Updated: Oct 14, 2020
"It is important to remember it is a personal journey, and even more important to remember not to take it personally."
2020 has been a beast of a year and it has got us all stretched a little thin. Unpredictable, unstable, isolating for some, transitional and emotionally charged in so many ways. Even if you feel like you are handling all of these transitions gracefully, chances are you have been clenching your adrenal glands tightly. During these battleground moments, more than ever, we need to hold space for our mental health. Unaddressed prolonged stress can lead to a domino effect of disruptions such as sleep irregularities, depression, anger, headaches, dizziness, digestive issues, decreased immune function, exacerbated inflammatory conditions, and anxiety.
This is a subject that is very near and dear to me. Not only have I gone through periods of my life having adrenal fatigue, but this is one of the most common things to come across my table. Some of us are just more sensitive to the emotional state of the outside world. Chronic low-grade stress leading to adrenal exhaustion and a hyperactive sympathetic nervous system is almost like a rite of passage in this modern crazy world we live in.
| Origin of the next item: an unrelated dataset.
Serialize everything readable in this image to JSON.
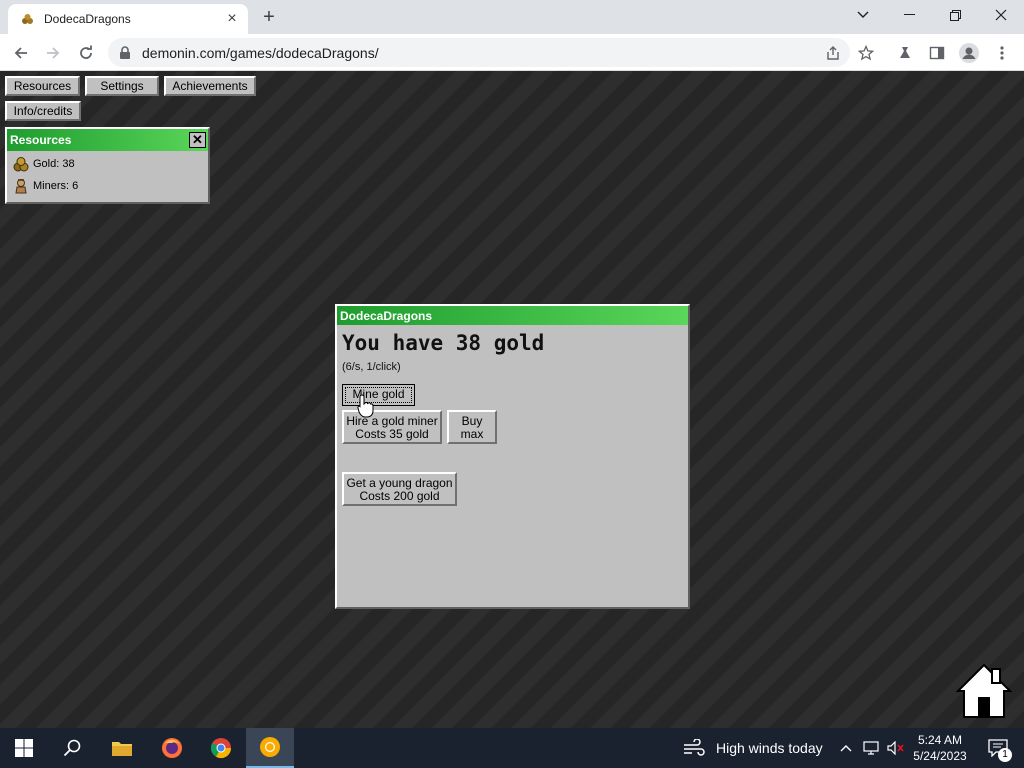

If this is so normal, then why can it result in these chronic situations? Sometimes we can bounce back right away from these stressors, but often they lead to a perfect storm. There is so much happening in your biochemistry - all of it is automatic, and none of it may seem to be under your control. First, adrenal hormones can tend to linger in the system, they take a while to titrate out, or gradually leave your body. Second, those adrenal hormones can create a positive feedback loop. Third, our brains under stress will naturally create reinforcing positive feedback loops. resulting in a "fear of the fear", which becomes its own problem. Fourth the chronic stress makes the adrenal glands “leaky”, or easily triggered. Fifth, the sympathetic nervous system is designed to reinforce and maintain its stress response in its own feedback loop in an effort to protect us; it's a muscle memory that reminds us to avoid this perceived threat again in the future.
To complicate things further, and quite ironically, this same protective sympathetic system stops us from reaching out for supportive help. Throughout our evolution, we have learned that a lion takes out the weakest link. When we start to have feelings of instability, no matter how normal this actually is for people, we automatically hide it because somehow that fear equates to maybe being voted off the island, or worse, being fed to the sacrificial gods. Left hidden and unaddressed, this can lead to all too common spiraling such as fear of having the fear and associated encompassing anxieties.
What many people don’t realize is that there are simple steps to halt unhealthy loops, nourish taxed systems and restore balance to the sympathetic/parasympathetic response. Taxed systems can be repaired and managed. The breakdown in the system is most often not due to something integrally wrong with you, it is matter of internal biology, similar to the process of running down your immune system from chronic stress and catching a bad cold. Although many of us might genetically be predisposed to being more sensitive, very rarely is it to the point of needing long-term medication for long-term stability. However, it is important to note, that some people find it is best suited for them to use an anti-anxiolitic to initially halt or dampen the pathway.
So how do we treat this without the use of pharmaceuticals that so often can lead to dependencies?
Acupuncture alone can work wonders to relieve stress and anxiety. In fact, it has been shown to have statistically significant results in supporting mental wellness. As we get more anxious or even just stressed we tend to hold our energy tightly in our body. Acupuncture safety and naturally restores a sense of calm by providing the body with that deep breath of energy movement. It also works to restore vagal tone, or your parasympathetic response. When your ever-vigilant sympathetic nervous system revs up the fight or flight responses—pouring the stress hormone cortisol and adrenaline into your body—the vagus nerve tells your body to chill out by releasing acetylcholine.
The Anxiety and Depression Association of America (ADAA) states that: Anxiety disorders are highly treatable, yet only 36.9% of those suffering receive treatment. A recent study reported that patients with generalized anxiety disorder receiving standard acupuncture had an 86.2% improvement rate.
Of course, there are many options for management and treatment of the stress cascade. And with any experience of chronic stress (and lets be honest, 2020 so far has been a layering of multiple community/global traumas that are causing - without a doubt - traumatic stress for every single one of us), it is of vital important to consider talking to a professional. Having a safe space in which to unpack all of your jangled feelings, all of the anxious thought-loops and fears, can be deeply healing. The therapeutic relationship itself is one in which you can be guided to your sacred inner wisdom, and let go of the burdensome conditioned patterns in thinking which keep the stress-circus going in your mind and body.
Some other self-care tips on stress management that you can easily put into practice
Maintain Proper Nutrition
Maintain Social Support
Get enough sleep
Practice Self Care
Keep Your Mind Sharp
I have spent years working with patients and developing unique protocols to halt unhealthy loops and restore function to crucial pathways using natural supplements, nutrition and acupuncture. Weather you have suffered with anxiety for years, or tend to be just on edge with situations, I have helped hundreds of patients that have come across my table to restore a normal state of function. Please contact me for more information.